Several recent Language Log posts have channeled a series of Tank MacNamara strips poking fun at the language of sports personalities. It's not clear whether the posters (Thomason and Liberman) subscribe to the tongue-in-cheek treatment in the comics, but my guess is that both would actually find broadcast discourse to be a worthwhile subject of analytical study rather than an object of ridicule.

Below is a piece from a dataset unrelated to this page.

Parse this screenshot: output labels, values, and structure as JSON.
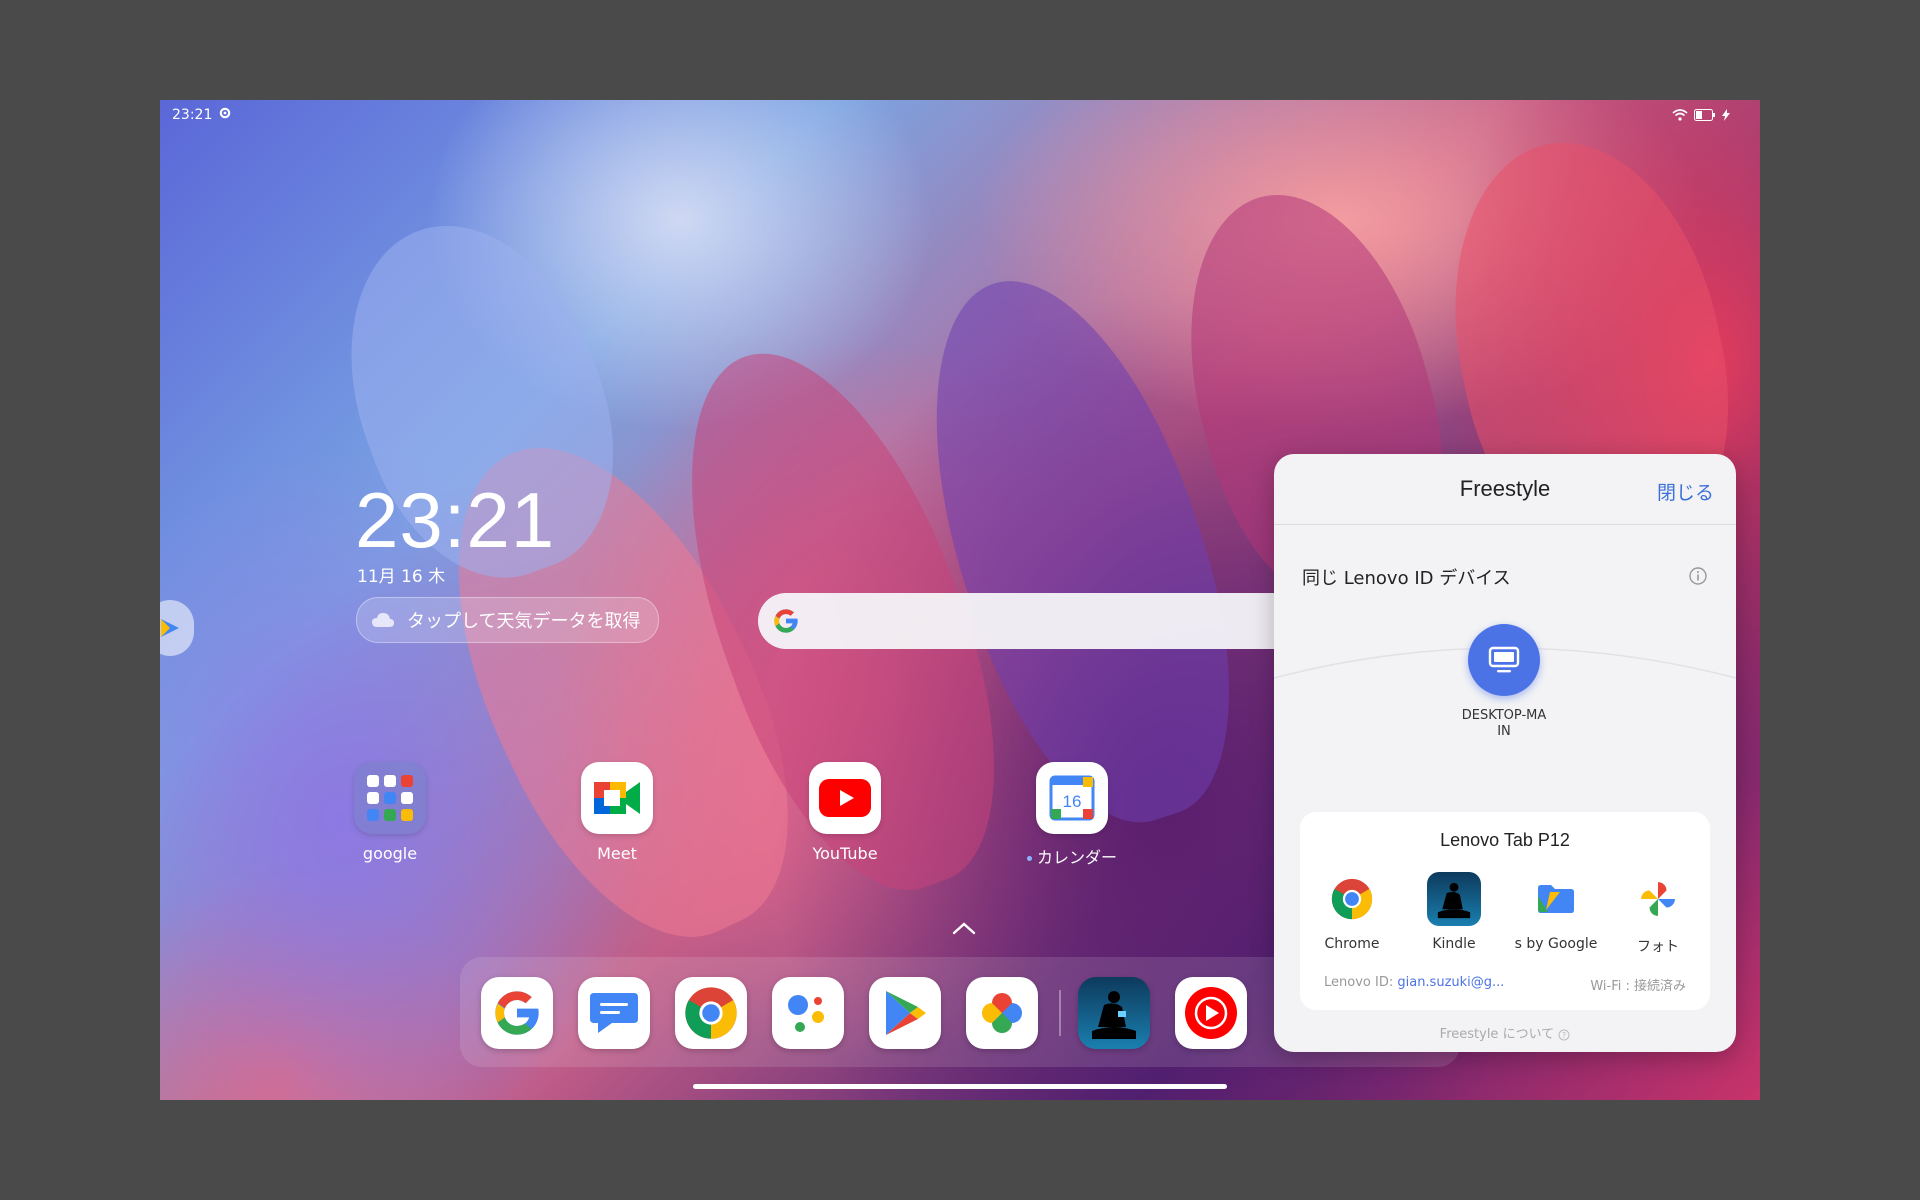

I think there's some interesting observations to be made in this domain. On piloklok we occasionally track lexical-level phenomena in sports language, but I'd argue that the structure of the language of sports broadcasts differs in principled ways from other domains of language usage in every level of analysis - the discourse structure is pretty tightly constrained to begin with, but the syntactic, prosodic, and phonological structure could, I think with serious research, be shown to have properties adapted to the circumstances. Ferguson's work on sports announcer talk (Language in Society 12, 1983) suggests exactly this.
As for the apparent inanity that arises in on-air analysis (e.g., the stating of the obvious), it is essentially true that the parties involved are "paid to talk". Another way of framing it is that it's just in everyone's best interest to talk: this applies to the play-by-play and the colour analysts in broadcasts, whose goal is to entertain the viewer (try watching baseball with no sound to see what I mean), and to the coach and players in interviews and press conferences, which gives their organization good PR and the appearance of accountability. These reasons may provide enough motivation for the speakers to have a fairly high ratio of words to new bits of information. I don't know if there's an objective way to measure this, but I remain curious.